__Exercise details__. Start at the first record below and retype through the last, exactly.

Page and application data records
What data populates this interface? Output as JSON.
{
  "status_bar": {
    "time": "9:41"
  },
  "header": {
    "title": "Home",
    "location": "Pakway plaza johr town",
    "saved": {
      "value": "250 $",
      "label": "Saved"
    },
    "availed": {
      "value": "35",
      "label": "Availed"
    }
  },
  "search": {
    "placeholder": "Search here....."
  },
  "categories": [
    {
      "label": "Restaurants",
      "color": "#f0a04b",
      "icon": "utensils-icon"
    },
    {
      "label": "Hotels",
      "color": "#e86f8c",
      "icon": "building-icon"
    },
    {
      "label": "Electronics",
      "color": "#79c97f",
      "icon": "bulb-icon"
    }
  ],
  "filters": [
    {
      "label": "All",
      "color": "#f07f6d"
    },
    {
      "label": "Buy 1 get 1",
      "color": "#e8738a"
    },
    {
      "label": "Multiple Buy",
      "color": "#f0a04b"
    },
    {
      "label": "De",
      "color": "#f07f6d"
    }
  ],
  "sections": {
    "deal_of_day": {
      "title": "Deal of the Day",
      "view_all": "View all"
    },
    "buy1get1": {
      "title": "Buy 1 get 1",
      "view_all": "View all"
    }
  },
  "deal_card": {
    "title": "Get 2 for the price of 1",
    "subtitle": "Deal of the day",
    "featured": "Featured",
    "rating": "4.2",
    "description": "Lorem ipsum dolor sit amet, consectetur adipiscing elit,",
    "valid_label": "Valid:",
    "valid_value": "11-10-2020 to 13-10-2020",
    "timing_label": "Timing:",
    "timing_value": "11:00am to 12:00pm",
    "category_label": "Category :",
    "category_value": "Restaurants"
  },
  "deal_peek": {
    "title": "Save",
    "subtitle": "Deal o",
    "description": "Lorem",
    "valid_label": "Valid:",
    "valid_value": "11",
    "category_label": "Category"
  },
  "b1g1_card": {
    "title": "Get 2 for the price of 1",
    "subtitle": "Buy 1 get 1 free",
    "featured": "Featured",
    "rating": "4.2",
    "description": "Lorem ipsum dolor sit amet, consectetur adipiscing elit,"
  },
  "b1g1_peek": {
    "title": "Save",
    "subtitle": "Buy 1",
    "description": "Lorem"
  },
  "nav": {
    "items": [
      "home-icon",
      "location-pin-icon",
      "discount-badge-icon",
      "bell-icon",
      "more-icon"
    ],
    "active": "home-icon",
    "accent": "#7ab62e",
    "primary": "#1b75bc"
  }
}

__Expected answer__.
What data populates this interface? Output as JSON.
{
  "status_bar": {
    "time": "9:41"
  },
  "header": {
    "title": "Home",
    "location": "Pakway plaza johr town",
    "saved": {
      "value": "250 $",
      "label": "Saved"
    },
    "availed": {
      "value": "35",
      "label": "Availed"
    }
  },
  "search": {
    "placeholder": "Search here....."
  },
  "categories": [
    {
      "label": "Restaurants",
      "color": "#f0a04b",
      "icon": "utensils-icon"
    },
    {
      "label": "Hotels",
      "color": "#e86f8c",
      "icon": "building-icon"
    },
    {
      "label": "Electronics",
      "color": "#79c97f",
      "icon": "bulb-icon"
    }
  ],
  "filters": [
    {
      "label": "All",
      "color": "#f07f6d"
    },
    {
      "label": "Buy 1 get 1",
      "color": "#e8738a"
    },
    {
      "label": "Multiple Buy",
      "color": "#f0a04b"
    },
    {
      "label": "De",
      "color": "#f07f6d"
    }
  ],
  "sections": {
    "deal_of_day": {
      "title": "Deal of the Day",
      "view_all": "View all"
    },
    "buy1get1": {
      "title": "Buy 1 get 1",
      "view_all": "View all"
    }
  },
  "deal_card": {
    "title": "Get 2 for the price of 1",
    "subtitle": "Deal of the day",
    "featured": "Featured",
    "rating": "4.2",
    "description": "Lorem ipsum dolor sit amet, consectetur adipiscing elit,",
    "valid_label": "Valid:",
    "valid_value": "11-10-2020 to 13-10-2020",
    "timing_label": "Timing:",
    "timing_value": "11:00am to 12:00pm",
    "category_label": "Category :",
    "category_value": "Restaurants"
  },
  "deal_peek": {
    "title": "Save",
    "subtitle": "Deal o",
    "description": "Lorem",
    "valid_label": "Valid:",
    "valid_value": "11",
    "category_label": "Category"
  },
  "b1g1_card": {
    "title": "Get 2 for the price of 1",
    "subtitle": "Buy 1 get 1 free",
    "featured": "Featured",
    "rating": "4.2",
    "description": "Lorem ipsum dolor sit amet, consectetur adipiscing elit,"
  },
  "b1g1_peek": {
    "title": "Save",
    "subtitle": "Buy 1",
    "description": "Lorem"
  },
  "nav": {
    "items": [
      "home-icon",
      "location-pin-icon",
      "discount-badge-icon",
      "bell-icon",
      "more-icon"
    ],
    "active": "home-icon",
    "accent": "#7ab62e",
    "primary": "#1b75bc"
  }
}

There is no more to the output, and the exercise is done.